# [Work instruction]
From the first line to the last, copy the material exactly.

++++

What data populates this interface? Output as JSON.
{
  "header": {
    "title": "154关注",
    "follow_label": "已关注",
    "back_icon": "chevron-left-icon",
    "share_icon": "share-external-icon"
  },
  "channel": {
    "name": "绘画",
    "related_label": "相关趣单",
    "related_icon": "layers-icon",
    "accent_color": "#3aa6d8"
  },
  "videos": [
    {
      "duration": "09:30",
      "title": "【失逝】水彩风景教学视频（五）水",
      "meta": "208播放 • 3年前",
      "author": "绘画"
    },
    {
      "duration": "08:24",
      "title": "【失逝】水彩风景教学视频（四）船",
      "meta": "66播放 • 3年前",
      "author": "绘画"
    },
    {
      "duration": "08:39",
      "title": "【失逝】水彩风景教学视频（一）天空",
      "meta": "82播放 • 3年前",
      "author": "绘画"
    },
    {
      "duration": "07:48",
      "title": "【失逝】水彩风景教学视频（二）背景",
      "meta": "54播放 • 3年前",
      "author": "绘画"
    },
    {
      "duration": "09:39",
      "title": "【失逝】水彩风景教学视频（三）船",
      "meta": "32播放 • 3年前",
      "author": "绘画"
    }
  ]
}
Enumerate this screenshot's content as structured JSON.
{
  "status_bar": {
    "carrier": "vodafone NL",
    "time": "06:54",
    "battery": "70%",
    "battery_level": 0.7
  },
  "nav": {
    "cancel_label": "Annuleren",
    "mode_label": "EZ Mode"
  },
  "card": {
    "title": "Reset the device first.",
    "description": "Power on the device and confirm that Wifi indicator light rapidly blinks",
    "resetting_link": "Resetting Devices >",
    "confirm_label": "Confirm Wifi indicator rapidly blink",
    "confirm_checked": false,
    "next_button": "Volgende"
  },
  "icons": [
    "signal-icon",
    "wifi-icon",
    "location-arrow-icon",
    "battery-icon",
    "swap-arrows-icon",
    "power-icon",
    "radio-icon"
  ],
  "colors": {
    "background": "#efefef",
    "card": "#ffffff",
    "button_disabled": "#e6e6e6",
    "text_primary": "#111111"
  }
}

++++

# [Solution for this problem]
What data populates this interface? Output as JSON.
{
  "header": {
    "title": "154关注",
    "follow_label": "已关注",
    "back_icon": "chevron-left-icon",
    "share_icon": "share-external-icon"
  },
  "channel": {
    "name": "绘画",
    "related_label": "相关趣单",
    "related_icon": "layers-icon",
    "accent_color": "#3aa6d8"
  },
  "videos": [
    {
      "duration": "09:30",
      "title": "【失逝】水彩风景教学视频（五）水",
      "meta": "208播放 • 3年前",
      "author": "绘画"
    },
    {
      "duration": "08:24",
      "title": "【失逝】水彩风景教学视频（四）船",
      "meta": "66播放 • 3年前",
      "author": "绘画"
    },
    {
      "duration": "08:39",
      "title": "【失逝】水彩风景教学视频（一）天空",
      "meta": "82播放 • 3年前",
      "author": "绘画"
    },
    {
      "duration": "07:48",
      "title": "【失逝】水彩风景教学视频（二）背景",
      "meta": "54播放 • 3年前",
      "author": "绘画"
    },
    {
      "duration": "09:39",
      "title": "【失逝】水彩风景教学视频（三）船",
      "meta": "32播放 • 3年前",
      "author": "绘画"
    }
  ]
}
Enumerate this screenshot's content as structured JSON.
{
  "status_bar": {
    "carrier": "vodafone NL",
    "time": "06:54",
    "battery": "70%",
    "battery_level": 0.7
  },
  "nav": {
    "cancel_label": "Annuleren",
    "mode_label": "EZ Mode"
  },
  "card": {
    "title": "Reset the device first.",
    "description": "Power on the device and confirm that Wifi indicator light rapidly blinks",
    "resetting_link": "Resetting Devices >",
    "confirm_label": "Confirm Wifi indicator rapidly blink",
    "confirm_checked": false,
    "next_button": "Volgende"
  },
  "icons": [
    "signal-icon",
    "wifi-icon",
    "location-arrow-icon",
    "battery-icon",
    "swap-arrows-icon",
    "power-icon",
    "radio-icon"
  ],
  "colors": {
    "background": "#efefef",
    "card": "#ffffff",
    "button_disabled": "#e6e6e6",
    "text_primary": "#111111"
  }
}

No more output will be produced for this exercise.